This rise of the ‘staycation’ illustrated how economic uncertainty could provide benefits to those businesses in the UK whose main focus was the domestic market. Many businesses thrived as those who might previously have gone abroad swapped these trips for destinations much closer to home. Of course, we now know that as the economic picture improved, we gradually returned to a similar set of behaviours to those pre-downturn, albeit the domestic market has managed to remain slightly above the levels prior to 2008.
So, what will happen going forward? The situation in 2019 is clearly very different from 2008 with so many additional factors at play, and few economists predicting such a major economic downturn. That said, so much will be determined by what happens in the next six months around Britain’s exit from the EU. As long as this uncertainty remains, many people feel that they are in limbo, putting off major decisions around holidays. We cannot get away from the fact that the UK’s economic growth has stalled – the chart opposite from Thomson Reuters illustrates how the country’s growth relative to the other G7 economies has tailed off significantly.

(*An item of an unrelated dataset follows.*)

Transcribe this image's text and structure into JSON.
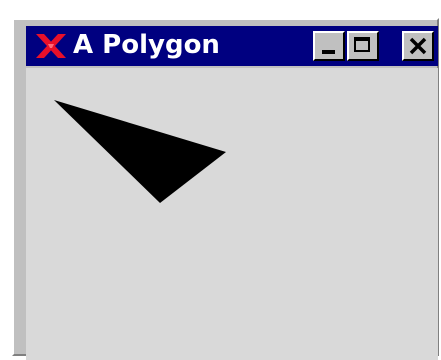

And even the legacy of last summer’s good weather continues to remain. Recently, Thomas Cook were using this as a reason for poor bookings this summer. The weather is always a key player – the recent hot spell boosted Easter bookings, and if settled sunny weather returns later in May, we could see a similar boost to domestic tourism as we did last year.
So, in summary, it’s almost impossible to be definitive in our predictions for 2019. Given Brexit and the associated economic uncertainty, there could be a substitution from outbound to domestic tourism as happened ten years ago. Or more likely, based on the more recent experiences of last year, there could simply be a further overall dampening of activity and trips generally. Perhaps lower expense same day tourism might benefit by ‘stealing’ from domestic overnights. And of course, it is even harder to predict what will happen to inbound tourism from overseas both pre- and post-Brexit.
So much is in limbo this year with Brexit at the heart of the uncertainty, that it will not be until some clear decisions are made on Britain’s future either within or outside the EU that we will be able to look beyond 2019 and predict more medium term behaviours.
Undoubtedly, this just means it is an extremely unsettling time for our tourism industry and the many thousands of businesses that are dependent on this part of our economy. Although we don’t have all the answers by any means, 56 Degree Insight are here to help businesses to manage their way through the uncertainty. We can help them to develop strategies focused on the areas they can control – the visitor experience and marketing communications – ensuring they have the customer insights needed to optimise performance. Please get in touch to discuss how we can help your business in these uncertain times….
Footnote: In their previous roles at Kantar TNS, Jim Eccleston and Duncan Stewart managed the two main surveys of domestic tourism – the Great Britain Tourism Survey (GBTS) and the Great Britain Day Visits Survey (GBDVS) for over ten years. As such, they have a deep understanding of these surveys, and domestic tourism trends and behaviours.